MattBlack from FirstLookMe writes:
On 28th February Universal Pictures in collaboration with Horror studio specialists Blumhouse will release The Invisible Man, a remake of the classic film helmed by Saw writer Leigh Wannell. Initial reviews have been positive and it seems that Universal’s re-imagining of the story will be a hit when released but it all could have been so much different. Do you remember the film The Mummy? No not the Brendan Fraser and Rachel Weisz starring film that first hit cinemas in 1999 and spawned sequels The Mummy Returns and The Mummy Tomb of the Dragon Emperor as well as the 2002 spin-off The Scorpion King (starring the current highest earning actor in the world Dwayne ‘The Rock’ Johnson in his first leading role). Not that ‘The Mummy’ but the OTHER ‘The Mummy’ that came out in 2017. Starring Tom Cruise. That BOMBED at the box office. Yeah that one. You would be forgiven for not remembering the film (having repressed the memory of it to the deepest, darkest recesses of your mind) seeing as it was so forgettable. The general consensus was that the film was average at best, terrible at worst and it was both a commercial and critical failure.

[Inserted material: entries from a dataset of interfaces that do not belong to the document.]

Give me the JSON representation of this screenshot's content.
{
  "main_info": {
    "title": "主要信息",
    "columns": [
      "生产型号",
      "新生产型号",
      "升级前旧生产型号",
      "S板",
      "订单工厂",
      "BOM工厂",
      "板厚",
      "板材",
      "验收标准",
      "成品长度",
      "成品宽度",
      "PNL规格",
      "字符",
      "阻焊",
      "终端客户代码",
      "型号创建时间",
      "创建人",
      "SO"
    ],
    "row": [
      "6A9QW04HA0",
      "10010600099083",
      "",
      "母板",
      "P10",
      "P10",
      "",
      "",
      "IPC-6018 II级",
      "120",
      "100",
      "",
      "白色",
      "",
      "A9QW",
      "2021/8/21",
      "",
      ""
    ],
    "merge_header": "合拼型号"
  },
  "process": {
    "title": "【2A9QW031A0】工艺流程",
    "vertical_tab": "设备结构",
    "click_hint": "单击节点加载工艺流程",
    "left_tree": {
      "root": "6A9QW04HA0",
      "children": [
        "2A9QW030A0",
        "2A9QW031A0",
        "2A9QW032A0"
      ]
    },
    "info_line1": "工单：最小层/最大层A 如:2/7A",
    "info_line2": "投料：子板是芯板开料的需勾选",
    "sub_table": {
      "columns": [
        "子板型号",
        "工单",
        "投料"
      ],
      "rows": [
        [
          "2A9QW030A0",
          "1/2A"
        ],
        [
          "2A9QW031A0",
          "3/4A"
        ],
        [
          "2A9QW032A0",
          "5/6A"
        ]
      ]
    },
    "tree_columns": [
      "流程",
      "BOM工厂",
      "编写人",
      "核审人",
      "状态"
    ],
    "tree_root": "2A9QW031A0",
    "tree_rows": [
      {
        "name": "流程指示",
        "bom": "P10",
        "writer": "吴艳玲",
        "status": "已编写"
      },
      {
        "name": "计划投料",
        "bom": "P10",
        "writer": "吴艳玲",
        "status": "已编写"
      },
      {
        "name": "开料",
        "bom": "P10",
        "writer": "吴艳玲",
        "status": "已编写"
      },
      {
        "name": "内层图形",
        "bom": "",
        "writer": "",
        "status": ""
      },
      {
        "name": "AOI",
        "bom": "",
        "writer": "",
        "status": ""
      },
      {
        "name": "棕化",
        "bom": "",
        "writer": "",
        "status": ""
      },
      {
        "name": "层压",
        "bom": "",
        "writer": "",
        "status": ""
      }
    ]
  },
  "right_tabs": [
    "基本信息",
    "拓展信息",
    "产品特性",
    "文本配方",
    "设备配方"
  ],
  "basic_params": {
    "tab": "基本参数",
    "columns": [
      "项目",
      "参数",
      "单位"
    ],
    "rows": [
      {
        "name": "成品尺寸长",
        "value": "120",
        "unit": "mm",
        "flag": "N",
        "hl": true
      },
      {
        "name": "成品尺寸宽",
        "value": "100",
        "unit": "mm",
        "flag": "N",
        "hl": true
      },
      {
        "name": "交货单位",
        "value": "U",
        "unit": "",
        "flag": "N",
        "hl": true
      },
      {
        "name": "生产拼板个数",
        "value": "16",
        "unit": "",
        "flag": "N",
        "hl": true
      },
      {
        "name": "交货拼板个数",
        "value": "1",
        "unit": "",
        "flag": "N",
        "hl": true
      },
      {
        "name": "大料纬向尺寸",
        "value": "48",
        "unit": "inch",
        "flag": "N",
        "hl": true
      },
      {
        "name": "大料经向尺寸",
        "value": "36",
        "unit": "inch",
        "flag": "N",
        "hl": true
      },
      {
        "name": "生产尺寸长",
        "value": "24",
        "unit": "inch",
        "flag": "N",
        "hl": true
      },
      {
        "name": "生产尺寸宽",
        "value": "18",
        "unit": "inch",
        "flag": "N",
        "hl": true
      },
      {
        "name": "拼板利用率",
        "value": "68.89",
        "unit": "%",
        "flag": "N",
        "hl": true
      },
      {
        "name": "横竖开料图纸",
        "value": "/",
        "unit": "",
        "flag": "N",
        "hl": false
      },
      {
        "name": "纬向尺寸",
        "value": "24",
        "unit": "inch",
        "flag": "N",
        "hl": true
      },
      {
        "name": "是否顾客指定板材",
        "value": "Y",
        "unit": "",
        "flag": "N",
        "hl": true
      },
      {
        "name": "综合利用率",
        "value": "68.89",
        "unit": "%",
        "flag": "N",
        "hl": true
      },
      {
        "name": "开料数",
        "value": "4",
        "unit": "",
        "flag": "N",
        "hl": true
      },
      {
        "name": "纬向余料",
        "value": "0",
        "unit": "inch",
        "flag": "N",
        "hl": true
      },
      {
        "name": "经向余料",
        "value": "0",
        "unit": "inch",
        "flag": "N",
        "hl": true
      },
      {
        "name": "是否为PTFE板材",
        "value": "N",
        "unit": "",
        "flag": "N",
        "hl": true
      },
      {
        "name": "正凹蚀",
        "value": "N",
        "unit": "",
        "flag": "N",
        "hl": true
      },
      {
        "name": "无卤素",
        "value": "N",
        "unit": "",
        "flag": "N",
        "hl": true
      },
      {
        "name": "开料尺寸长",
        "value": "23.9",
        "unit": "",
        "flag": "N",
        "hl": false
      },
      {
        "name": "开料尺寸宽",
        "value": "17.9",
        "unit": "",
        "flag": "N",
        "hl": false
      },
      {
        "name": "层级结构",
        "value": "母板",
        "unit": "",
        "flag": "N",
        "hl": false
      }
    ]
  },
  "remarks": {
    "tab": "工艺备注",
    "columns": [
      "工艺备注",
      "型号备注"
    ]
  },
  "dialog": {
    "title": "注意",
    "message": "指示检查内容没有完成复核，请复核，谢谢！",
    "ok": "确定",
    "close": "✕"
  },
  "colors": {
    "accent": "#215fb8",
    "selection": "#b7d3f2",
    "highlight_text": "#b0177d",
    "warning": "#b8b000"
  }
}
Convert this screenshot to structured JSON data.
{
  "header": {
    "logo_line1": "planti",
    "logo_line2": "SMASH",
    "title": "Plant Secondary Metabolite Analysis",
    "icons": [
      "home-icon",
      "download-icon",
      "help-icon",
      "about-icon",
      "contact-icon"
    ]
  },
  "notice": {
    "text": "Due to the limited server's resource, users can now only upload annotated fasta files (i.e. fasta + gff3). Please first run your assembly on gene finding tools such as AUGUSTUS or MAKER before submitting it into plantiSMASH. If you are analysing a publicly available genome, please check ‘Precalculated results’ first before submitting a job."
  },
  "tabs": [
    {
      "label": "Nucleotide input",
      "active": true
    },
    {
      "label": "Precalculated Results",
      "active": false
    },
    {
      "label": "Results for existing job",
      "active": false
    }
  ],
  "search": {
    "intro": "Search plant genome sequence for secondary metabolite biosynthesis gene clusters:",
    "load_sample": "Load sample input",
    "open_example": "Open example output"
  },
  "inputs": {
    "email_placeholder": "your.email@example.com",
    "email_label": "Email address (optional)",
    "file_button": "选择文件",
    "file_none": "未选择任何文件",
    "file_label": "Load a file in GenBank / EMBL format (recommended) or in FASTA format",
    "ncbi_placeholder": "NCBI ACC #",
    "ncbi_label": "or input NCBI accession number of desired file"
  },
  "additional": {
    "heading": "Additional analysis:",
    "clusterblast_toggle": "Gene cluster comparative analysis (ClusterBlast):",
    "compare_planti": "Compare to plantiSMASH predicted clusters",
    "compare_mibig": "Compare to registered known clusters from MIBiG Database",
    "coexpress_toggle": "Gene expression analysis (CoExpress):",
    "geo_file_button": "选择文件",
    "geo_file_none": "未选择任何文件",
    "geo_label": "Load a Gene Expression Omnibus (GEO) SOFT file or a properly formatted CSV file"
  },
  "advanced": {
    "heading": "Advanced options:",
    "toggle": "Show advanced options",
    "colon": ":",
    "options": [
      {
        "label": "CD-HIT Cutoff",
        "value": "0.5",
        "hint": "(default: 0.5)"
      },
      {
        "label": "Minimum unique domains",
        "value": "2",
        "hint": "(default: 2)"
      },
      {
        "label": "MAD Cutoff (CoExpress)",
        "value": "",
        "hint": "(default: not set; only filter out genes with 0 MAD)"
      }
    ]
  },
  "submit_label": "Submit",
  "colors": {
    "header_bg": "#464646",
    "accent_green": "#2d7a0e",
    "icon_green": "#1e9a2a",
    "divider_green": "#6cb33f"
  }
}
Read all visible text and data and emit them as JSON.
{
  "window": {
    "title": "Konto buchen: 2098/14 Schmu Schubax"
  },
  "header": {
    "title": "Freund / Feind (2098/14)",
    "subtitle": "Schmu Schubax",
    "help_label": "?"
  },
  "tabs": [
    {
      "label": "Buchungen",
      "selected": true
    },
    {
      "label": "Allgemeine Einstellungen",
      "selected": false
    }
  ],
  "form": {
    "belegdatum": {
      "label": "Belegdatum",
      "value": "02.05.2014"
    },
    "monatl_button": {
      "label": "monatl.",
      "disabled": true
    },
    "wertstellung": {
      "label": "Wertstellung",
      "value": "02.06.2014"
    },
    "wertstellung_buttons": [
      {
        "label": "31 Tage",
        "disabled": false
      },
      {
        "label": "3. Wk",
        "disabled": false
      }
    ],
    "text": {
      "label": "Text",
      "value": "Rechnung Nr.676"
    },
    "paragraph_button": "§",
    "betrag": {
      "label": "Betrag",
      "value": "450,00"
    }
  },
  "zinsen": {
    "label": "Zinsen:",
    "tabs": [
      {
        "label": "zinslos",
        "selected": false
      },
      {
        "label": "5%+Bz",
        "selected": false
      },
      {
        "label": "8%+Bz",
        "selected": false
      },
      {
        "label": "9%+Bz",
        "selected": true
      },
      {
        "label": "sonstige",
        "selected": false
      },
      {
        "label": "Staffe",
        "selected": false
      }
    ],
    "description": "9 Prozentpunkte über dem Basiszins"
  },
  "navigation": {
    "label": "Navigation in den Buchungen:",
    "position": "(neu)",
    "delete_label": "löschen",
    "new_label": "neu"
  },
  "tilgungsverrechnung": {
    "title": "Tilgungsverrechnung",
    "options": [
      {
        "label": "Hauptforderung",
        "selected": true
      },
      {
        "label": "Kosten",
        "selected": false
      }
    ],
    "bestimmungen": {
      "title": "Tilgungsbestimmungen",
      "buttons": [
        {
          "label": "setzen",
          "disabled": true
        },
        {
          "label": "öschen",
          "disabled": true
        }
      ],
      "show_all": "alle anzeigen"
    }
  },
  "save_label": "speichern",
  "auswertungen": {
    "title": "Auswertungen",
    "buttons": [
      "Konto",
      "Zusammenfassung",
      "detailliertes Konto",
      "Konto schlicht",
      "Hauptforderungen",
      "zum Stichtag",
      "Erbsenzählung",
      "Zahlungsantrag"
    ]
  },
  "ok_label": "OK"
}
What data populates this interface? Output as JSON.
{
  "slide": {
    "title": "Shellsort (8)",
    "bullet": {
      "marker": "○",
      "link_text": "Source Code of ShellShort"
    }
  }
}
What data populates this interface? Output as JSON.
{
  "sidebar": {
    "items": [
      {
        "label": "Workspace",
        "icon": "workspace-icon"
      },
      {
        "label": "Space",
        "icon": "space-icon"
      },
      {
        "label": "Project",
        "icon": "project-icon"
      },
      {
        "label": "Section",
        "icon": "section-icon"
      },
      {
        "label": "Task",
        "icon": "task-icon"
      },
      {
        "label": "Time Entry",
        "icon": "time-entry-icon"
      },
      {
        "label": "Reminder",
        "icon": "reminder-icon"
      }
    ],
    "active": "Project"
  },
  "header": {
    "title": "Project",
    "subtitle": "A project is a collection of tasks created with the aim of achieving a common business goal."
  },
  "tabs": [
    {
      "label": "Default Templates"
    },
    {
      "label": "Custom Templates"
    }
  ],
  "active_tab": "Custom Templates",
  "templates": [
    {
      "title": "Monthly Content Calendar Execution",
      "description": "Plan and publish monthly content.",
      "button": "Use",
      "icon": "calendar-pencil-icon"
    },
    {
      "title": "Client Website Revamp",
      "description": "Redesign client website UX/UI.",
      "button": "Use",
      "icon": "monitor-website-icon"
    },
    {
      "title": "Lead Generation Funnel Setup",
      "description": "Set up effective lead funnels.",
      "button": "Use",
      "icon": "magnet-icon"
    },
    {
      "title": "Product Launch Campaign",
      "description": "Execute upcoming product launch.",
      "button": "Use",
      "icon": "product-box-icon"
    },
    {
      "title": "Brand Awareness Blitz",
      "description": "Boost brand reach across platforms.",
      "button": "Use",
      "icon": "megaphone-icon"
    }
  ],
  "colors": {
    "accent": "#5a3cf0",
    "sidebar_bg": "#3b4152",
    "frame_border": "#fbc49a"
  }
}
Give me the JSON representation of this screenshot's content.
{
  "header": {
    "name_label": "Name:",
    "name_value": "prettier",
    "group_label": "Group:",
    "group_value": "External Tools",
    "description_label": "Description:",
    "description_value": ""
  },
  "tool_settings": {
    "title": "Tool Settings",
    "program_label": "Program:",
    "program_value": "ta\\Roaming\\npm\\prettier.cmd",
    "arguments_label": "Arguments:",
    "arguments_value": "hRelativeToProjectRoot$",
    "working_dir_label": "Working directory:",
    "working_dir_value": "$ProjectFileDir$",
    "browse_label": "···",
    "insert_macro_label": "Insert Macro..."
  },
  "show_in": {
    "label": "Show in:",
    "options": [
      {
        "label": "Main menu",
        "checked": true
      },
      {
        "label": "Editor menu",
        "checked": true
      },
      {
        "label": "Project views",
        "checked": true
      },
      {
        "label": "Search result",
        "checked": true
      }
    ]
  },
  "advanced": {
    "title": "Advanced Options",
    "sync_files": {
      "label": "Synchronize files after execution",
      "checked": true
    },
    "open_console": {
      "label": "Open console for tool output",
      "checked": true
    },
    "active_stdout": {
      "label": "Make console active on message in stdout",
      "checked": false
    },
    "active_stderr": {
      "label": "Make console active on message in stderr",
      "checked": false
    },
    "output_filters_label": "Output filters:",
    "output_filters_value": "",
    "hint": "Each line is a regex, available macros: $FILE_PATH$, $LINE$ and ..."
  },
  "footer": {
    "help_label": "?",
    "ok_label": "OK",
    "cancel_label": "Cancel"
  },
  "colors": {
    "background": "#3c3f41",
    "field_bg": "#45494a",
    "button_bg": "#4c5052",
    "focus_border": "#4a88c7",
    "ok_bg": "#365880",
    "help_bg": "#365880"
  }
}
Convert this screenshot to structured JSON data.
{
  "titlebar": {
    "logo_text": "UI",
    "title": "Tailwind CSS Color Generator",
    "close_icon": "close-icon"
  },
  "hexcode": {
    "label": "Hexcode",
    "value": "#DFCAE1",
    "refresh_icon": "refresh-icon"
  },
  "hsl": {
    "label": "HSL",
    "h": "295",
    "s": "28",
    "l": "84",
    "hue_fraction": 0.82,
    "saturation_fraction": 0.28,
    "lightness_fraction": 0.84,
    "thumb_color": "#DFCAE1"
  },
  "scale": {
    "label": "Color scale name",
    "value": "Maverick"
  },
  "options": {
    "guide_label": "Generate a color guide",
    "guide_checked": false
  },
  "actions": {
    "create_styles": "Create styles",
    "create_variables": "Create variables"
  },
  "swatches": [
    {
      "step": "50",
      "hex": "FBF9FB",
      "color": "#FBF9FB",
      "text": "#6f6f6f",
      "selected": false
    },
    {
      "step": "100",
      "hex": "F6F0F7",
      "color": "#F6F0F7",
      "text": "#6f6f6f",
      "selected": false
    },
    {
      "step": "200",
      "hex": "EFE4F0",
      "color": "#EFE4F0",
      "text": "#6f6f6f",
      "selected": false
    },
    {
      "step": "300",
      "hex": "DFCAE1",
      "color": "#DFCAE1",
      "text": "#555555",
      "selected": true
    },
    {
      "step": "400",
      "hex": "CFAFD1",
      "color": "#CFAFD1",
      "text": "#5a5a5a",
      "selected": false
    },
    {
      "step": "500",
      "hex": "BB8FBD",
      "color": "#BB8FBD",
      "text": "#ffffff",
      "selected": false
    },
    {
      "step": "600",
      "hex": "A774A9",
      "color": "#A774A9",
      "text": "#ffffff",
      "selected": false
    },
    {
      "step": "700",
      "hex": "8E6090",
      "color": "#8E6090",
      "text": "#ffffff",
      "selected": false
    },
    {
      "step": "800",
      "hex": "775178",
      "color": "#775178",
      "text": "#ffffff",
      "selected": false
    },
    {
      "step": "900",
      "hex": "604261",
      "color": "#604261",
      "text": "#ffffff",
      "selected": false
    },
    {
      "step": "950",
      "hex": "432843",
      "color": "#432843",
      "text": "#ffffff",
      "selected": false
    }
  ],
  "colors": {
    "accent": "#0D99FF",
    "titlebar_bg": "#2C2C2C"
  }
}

But how does this tie in to The Invisible Man? Well if The 2017 Mummy remake was a success The Invisible Man hitting cinemas imminently could have been a very different film. You see Universal, seeing the success of the shared Marvel Cinematic Universe (MCU), decided to start their own shared universe dubbed ‘The Dark Universe’. Announcing the move with a Tweet of a picture of Russell Crowe (Dr. Jekyl/Mr. Hyde), Tom Cruise (as whatever that was he became at the end of The Mummy), Javier Bardem (Frankenstein’s Monster), Johnny Depp (The Invisible Man) and Sofia Boutella (The Mummy) together, their universe was to star their movie monsters in one interconnected shared universe. The original plan was to have the leads crossover in their respective films (starting with Russell Crowe’s appearance in The Mummy) culminating in one big Avengers-esque film starring all of them. This plan was abandoned completely however after The Mummy remake failed. The direction of The Invisible Man changed with Depp no longer starring in the role and the film acting as a standalone with no links to the other movies. In fact it doesn’t look like the other films will even be made. The Tweet announcing the Dark Universe was sent in May 2017. It is the only Tweet sent from the officially verified account nearly 3 years later. But maybe this was a blessing in disguise considering how bad The Mummy was and how warmly The Invisible Man is being received. Considering the success of the MCU it is easy to see why studios would try to mimic the blueprint laid down by it. However as Marvel rival DC saw with their own attempt at a shared universe with their DC Extended Universe (DCEU) this is not always guaranteed to be a success. The DCEU culminated in the disappointing Justice League before the decision was made to allow future films of theirs to stand alone and not be forced to be shoe horned in a shared overarching storyline. This has resulted in an Oscar winning turn by Joaquin Phoenix in critical and commercial success Joker and a standalone Batman film starring Robert Pattinson which will be released next year. Sequels to successful solo films starring characters who were in the original shared universe
(Wonder Woman and Aquaman) are believed to be standalone projects with only tenuous (if any) links to other characters and the wider universe.
Universal Chairwoman Donna Langley said in a recent interview “we had an attempt at interlocking our monsters and it was a failed attempt. What we realized is that these characters are indelible for a reason, but there’s no urgency behind them and certainly the world was not asking for a shared universe of classic monsters. But we have gone back and created an approach that is filmmaker first, any budget range”. If The Invisible Man is a success in its own right will this increase calls for a return to the original vision of a shared ‘Dark Universe’ or will it underline the fact that the standalone route is the best way to go and that the MCU was a once in a lifetime anomaly which will never be replicated again? Let us know what you think in the comments below and also let us know what other film franchises you would like to see be part of a shared universe.